Both Helm and Loveless have also discussed trimming the board from its current 15 seats to a more manageable five or seven. As things stand now, Pioneer board meetings remind Helm of Japan's Diet, the legislative body where fistfights over bruised honor have been known to break out. That opinion is shared by board member--and occasional New Times contributor--Bob Boze Bell.
"It's like we're arguing about the arrangement of deck chairs on the Titanic," Bell says. "You go home thinking, 'What the hell did we just accomplish?'"
Preisler, the former board member, says any plans to pare down the board should be given careful thought.
"You need to have a board of that size, or else people just start getting overwhelmed," Preisler says, noting that when he first joined Pioneer, there were only seven seats which, he says, were not nearly enough. The bylaws for the Phoenix Museum of History make allowances for up to 20 board members, Preisler notes.
The Helms are drawing up a more detailed proposal, which they will present to the board at its December meeting.

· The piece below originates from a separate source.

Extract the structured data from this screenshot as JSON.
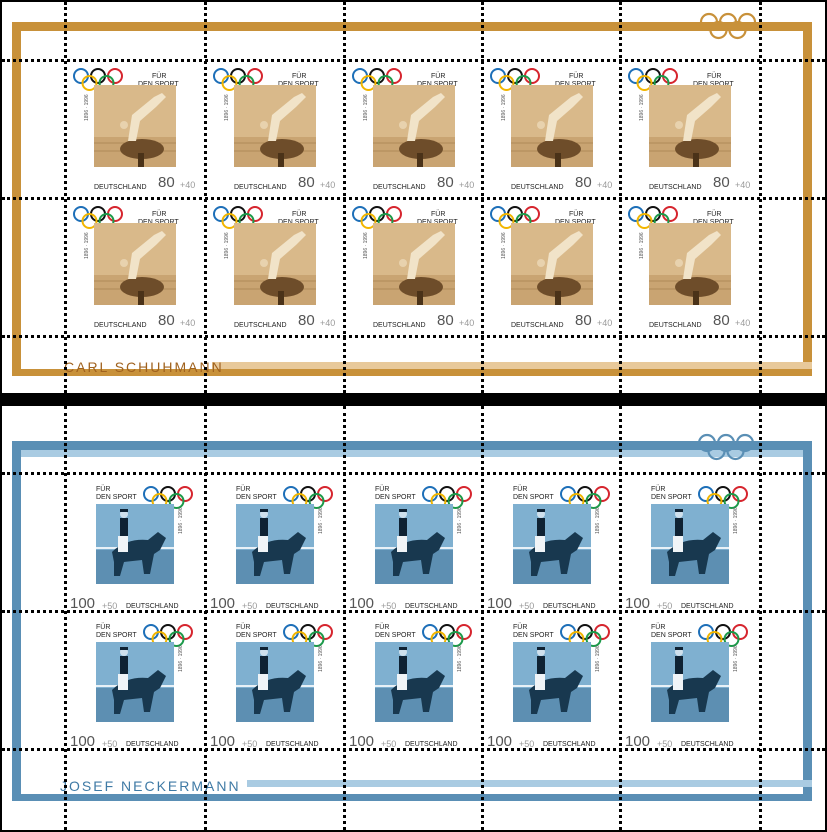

The proposal includes the offer that Diane Helm serve as director on a volunteer basis, saving the museum about $30,000 annually. Loveless, whose ouster is being called for by DeWald and Mildred May and Don Tolbert--two longtime board members--says he wouldn't mind stepping down if it meant saving Pioneer.
Even without Loveless, though, the Helms may have a tough sell. After word of the bailout offer had spread, Lee Helm went out to lunch with May, one of the original civic leaders who helped create the nonprofit Pioneer Foundation back in 1956, when she was vice president of Valley National Bank. Now well into her 80s, May is the only original member left on the board, and still exerts tremendous influence over the museum. Just about everyone associated with the Pioneer, past and present, speaks of her with reverence.
"She's an extremely powerful woman, and an extremely shrewd woman," says Patti O'Toole, an executive with Valley advertising firm Cramer-Krasselt and the board's current president. "She knows just about everybody in this town, and I think just about everyone in this town owes her a favor, too."
May is the matriarch of Pioneer, where stories of her generosity have become legendary. One story in particular, repeated by several people, shows just how far she will go to ensure the museum's survival.
Five years ago, two men were granted the concession to run the restaurant at Pioneer, but were kicked out by the board after just a few months. The men sued, alleging Pioneer failed to observe its contract with them. Pioneer countersued, claiming the men had failed to follow the letter of the lease.